Battle lines drawn as Water Street vote nears
By Hank Beckman For The Sun November 28, 2012 3:54PM
Artist rendering of the proposed Water Street project in downtown Naperville. | submitted Nov. 2012
Updated: January 1, 2013 6:17AM
Some say the battle over the proposed Water Street project is really a generational conflict over what development in Naperville should look like in the future.
Naperville City Councilman Bob Fieseler alluded to the concept at a recent meeting.
“Anyone who still opens all their mail is against this project,” he said.
Some are framing the controversy over the development proposed by Marquette Properties on the south side of the DuPage River as a fight between a new generation and those stuck in an “old economy” model.
That doesn’t mean that compromise might not be possible on the project, which is on the City Council’s Dec. 4 agenda.
Late Thursday, the developer said that a team from Marquette would be meeting with City Council members late Friday afternoon to discuss some changes to the plan, likely involving issues concerning parking and the height of the proposed buildings.
Email in spotlight
Bryan Bottarelli is the son of Bruno Bottarelli, partner with Marquette Properties, which is looking to build the development. Bryan recently circulated an email to about 75 supporters that exorted them to “bombard the expletive” out of City Council members’ email boxes with messages of support for the Water Street plan.
Besides portraying opponents as being out of date economically, the email accused the Naperville Area Homeowners Confederation of using scare tactics to intimidate City Council members, and said the confederation didn’t truly represent all the homeowners associations in Naperville.
It goes on to say that the group “calls itself the Naperville Homeowners Association” but said they are in reality, “a handful of older residents who are bored — and have nothing better to do to try keeping Naperville the same exact way it’s been since the 1950s.”
Naperville Area Homeowners Confederation officials wasted no time in responding to the email.
“The confederation is disappointed at the tone of the email by Mr. Bottarelli’s son,” NAHC President Bob Buckman said in an email of his own. “This is not in keeping with the tradition of respectful public discourse that we all value.”
The Water Street project was first approved by City Council in 2007 as a smaller development. It was never built. The earlier plan included condominium residences instead of the 62 apartments called for in the current plan.
The current project calls for a 131-room hotel, a 581-space parking structure and more than 65,000 square feet of office and retail space on 2.4 acres bounded by the DuPage River, Aurora Avenue, Main Street and Webster Street.
Bottarelli’s email pointed out the many advantages of the new version of the project, including the additional parking spaces for downtown, a rooftop bar on top of the hotel, three new street-side restaurants and many new stores, as well as some additions to the nearby Riverwalk.
The email made specific references to the members of a younger generation, which it said are the ones that typically patronize the many restaurants and businesses in downtown Naperville.

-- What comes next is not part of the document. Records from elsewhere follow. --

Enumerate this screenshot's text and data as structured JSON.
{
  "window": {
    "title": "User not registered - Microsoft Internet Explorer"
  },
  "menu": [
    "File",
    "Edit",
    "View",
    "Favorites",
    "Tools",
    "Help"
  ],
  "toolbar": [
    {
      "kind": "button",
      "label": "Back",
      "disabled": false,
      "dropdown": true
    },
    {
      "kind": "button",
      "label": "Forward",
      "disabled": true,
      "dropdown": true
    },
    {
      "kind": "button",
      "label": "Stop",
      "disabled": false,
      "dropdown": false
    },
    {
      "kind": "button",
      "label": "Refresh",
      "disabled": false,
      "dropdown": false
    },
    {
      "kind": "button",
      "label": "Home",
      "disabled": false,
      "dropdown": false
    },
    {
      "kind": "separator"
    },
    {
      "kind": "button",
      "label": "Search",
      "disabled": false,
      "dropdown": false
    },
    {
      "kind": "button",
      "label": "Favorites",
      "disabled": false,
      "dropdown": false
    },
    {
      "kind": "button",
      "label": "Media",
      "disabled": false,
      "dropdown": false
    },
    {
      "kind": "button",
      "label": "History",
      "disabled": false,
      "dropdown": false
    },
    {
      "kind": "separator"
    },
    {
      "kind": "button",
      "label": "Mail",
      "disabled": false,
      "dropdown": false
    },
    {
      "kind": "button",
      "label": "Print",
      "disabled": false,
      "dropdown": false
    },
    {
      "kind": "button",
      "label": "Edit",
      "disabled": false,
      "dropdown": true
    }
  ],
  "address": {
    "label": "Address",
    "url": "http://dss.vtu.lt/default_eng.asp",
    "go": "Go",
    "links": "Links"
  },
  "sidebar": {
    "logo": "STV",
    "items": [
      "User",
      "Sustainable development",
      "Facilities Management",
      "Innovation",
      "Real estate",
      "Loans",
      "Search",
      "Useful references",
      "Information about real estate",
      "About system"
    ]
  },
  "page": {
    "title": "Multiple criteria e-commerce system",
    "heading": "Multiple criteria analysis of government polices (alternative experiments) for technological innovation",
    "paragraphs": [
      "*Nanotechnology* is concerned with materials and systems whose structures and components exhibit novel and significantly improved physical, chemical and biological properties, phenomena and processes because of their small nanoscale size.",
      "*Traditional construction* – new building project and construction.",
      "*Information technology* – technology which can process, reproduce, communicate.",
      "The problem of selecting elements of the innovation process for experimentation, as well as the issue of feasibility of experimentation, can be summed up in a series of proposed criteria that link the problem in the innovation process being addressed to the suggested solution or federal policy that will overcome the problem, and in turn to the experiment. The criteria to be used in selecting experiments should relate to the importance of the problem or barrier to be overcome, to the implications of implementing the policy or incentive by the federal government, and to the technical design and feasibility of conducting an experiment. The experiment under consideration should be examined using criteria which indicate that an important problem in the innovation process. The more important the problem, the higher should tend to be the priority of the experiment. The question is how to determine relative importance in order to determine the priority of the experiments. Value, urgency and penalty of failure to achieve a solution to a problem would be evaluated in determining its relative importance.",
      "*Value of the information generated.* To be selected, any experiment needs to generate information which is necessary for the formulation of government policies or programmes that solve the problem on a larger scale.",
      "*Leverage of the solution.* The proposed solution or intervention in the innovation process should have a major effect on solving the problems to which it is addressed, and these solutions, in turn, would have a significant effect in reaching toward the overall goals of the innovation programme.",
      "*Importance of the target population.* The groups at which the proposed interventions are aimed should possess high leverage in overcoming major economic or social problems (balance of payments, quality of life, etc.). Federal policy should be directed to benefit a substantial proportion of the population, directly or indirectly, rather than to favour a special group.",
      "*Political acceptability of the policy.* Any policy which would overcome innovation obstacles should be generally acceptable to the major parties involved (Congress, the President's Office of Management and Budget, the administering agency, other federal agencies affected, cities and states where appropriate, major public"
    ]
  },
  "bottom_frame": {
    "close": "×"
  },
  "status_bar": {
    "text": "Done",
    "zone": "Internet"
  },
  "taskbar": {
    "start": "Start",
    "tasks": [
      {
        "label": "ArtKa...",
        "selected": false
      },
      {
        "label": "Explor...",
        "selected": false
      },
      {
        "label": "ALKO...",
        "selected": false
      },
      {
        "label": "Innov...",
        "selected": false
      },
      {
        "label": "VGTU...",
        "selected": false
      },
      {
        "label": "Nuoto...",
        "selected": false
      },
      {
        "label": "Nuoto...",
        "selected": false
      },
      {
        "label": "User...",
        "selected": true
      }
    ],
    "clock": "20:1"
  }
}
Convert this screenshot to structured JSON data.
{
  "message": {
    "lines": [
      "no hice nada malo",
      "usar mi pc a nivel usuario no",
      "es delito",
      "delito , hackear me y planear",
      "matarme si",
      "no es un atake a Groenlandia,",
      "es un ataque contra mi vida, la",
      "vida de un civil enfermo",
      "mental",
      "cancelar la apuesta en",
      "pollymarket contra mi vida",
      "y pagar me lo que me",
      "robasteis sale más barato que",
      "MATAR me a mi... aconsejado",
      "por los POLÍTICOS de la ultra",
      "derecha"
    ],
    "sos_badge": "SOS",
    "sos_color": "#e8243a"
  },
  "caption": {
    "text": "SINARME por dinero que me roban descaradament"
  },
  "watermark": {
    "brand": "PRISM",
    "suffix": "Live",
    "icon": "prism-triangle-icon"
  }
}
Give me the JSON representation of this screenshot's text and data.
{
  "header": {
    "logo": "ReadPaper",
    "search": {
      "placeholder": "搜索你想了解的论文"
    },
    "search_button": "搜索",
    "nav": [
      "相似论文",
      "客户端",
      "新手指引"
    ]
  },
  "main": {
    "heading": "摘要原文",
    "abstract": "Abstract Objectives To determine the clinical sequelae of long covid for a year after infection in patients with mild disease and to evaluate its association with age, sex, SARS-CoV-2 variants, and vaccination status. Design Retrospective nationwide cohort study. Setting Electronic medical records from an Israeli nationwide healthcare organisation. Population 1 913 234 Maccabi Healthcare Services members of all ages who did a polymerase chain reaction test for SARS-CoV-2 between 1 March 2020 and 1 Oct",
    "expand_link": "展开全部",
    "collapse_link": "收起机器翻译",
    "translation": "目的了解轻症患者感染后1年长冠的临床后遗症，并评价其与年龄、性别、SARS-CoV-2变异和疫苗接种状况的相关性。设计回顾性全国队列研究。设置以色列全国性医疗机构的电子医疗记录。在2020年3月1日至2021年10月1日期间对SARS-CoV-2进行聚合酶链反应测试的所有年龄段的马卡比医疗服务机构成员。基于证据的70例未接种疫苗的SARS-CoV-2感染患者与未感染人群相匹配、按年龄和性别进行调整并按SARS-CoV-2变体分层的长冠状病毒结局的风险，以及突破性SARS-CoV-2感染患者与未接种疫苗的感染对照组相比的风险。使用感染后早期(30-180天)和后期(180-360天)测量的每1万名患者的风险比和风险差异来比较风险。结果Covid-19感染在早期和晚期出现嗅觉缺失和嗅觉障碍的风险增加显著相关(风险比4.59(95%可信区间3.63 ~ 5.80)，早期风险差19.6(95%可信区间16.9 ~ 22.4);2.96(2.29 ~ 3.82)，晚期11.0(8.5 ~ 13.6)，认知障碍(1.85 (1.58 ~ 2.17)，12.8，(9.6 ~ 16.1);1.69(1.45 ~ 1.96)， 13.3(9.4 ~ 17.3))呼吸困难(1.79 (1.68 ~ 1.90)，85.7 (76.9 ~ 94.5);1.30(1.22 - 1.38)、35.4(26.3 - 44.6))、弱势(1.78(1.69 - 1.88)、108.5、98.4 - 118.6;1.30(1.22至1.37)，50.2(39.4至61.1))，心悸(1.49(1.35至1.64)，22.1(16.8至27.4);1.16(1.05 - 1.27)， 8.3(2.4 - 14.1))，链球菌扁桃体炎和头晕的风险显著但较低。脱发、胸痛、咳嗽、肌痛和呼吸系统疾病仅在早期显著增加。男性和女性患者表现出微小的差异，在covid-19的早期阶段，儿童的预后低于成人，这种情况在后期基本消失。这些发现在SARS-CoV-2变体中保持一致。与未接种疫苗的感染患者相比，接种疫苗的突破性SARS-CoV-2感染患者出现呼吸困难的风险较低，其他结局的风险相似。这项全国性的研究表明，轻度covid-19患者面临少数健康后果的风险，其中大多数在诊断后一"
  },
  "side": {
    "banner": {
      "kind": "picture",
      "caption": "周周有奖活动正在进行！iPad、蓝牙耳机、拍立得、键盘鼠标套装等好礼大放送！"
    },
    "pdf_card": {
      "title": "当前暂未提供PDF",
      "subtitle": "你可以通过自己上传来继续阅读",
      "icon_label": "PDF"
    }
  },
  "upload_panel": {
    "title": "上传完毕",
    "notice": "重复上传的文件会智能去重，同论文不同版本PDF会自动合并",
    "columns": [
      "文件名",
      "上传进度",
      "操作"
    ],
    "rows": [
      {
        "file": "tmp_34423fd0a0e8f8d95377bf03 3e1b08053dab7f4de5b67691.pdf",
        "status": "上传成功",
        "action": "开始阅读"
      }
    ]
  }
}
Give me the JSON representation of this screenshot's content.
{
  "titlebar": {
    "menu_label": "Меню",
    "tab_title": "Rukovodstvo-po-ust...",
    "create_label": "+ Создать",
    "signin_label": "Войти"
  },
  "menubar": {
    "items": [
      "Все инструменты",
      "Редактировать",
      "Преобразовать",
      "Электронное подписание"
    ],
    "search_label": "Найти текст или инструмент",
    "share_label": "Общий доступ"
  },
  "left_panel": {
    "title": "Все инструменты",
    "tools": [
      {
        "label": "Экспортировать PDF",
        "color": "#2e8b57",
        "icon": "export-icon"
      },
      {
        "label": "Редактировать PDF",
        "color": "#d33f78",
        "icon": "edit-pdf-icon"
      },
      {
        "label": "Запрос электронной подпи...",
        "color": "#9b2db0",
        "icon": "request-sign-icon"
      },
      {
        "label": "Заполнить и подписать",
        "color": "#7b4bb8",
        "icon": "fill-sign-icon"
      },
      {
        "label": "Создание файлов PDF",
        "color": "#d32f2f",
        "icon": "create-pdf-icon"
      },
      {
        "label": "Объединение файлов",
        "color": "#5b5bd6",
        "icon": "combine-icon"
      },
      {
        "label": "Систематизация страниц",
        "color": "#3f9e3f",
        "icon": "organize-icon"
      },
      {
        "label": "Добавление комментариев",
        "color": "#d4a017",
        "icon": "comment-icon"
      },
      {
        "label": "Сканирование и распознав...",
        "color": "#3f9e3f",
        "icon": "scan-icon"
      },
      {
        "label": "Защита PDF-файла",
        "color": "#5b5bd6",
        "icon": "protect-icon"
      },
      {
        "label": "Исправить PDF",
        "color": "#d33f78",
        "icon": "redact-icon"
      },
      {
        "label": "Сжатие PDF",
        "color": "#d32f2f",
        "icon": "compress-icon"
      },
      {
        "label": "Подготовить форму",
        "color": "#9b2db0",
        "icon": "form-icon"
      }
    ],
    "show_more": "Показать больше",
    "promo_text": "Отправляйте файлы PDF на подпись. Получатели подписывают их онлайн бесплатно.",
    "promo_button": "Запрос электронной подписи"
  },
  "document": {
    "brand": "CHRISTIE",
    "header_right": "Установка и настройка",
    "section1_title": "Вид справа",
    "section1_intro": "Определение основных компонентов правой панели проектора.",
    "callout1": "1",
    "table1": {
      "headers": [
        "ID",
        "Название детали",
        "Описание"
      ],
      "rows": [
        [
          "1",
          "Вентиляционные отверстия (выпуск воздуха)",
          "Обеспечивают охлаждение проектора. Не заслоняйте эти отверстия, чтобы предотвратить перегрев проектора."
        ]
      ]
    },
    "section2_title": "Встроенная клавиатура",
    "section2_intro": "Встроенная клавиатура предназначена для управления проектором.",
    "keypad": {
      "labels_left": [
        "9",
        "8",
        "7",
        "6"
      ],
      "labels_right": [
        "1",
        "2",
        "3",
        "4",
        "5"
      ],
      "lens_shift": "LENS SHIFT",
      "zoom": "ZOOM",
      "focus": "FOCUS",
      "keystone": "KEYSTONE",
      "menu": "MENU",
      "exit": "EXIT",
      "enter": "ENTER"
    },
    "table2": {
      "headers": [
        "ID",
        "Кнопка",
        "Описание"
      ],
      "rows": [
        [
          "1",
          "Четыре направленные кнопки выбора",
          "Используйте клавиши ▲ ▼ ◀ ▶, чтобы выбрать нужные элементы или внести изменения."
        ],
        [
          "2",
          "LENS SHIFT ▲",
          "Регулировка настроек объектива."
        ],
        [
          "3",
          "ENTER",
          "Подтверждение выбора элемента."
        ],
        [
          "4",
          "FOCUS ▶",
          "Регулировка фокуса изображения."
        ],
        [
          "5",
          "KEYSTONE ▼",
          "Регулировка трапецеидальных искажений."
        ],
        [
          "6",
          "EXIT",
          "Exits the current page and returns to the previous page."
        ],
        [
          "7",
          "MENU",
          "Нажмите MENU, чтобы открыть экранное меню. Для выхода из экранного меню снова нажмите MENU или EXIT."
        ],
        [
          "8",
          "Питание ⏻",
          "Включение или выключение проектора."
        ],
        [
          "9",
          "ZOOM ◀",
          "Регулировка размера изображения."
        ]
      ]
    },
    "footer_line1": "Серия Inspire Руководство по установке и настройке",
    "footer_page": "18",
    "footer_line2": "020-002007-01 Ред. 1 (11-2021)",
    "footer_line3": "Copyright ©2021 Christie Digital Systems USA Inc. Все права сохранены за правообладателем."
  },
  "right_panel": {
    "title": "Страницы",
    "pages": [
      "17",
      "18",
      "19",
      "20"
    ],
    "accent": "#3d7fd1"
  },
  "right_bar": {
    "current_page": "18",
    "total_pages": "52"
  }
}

Those opposed to the development have concerns about the height of the tallest building proposed for the project, as well as the traffic it might generate.
The highest point of the parking deck is planned for 77 feet, significantly higher than the 60 feet allowed by city code, and the height and density of the project has sparked opposition from not only NAHC, but several City Council members and various other members of the community.
Moreover, potential problems with traffic and parking around the development have been raised.
Thom Higgins, also active in NAHC, has concerns about the project, and the email from Bottarelli.
“I think it’s unfortunate,” Higgins said.
City Council member Grant Wehrli agreed.
“We can agree to disagree,” Wehrli said, “but at the end of the day, I’ll still judge it on its merits.”
Wehrli, who has been one of the City Council’s most severe critics of the development, left no doubt that the tone of the email bothered him.
“We’ve never resorted to name-calling or low-brow tactics,” he said. “It concerns me.”
Bryan Bottarelli’s father, Marquette partner Bruno Bottarelli, had a different take on the matter.
“One thing about the younger generation in our town, they are not interested in being politically correct when their beloved downtown is threatened by old-economy thinking,” he said. “They are a voice to be reckoned with.”
Bottarelli said that he has presented further project revisions to city staff in advance of next week’s City Council meeting, at which time the Council may vote on the project.
Bottarelli withheld comment on the specific nature of the revisions.
Bryan Bottarelli responded to an email query by saying merely that he had said everything he wanted in the email and stood by what he and his father said.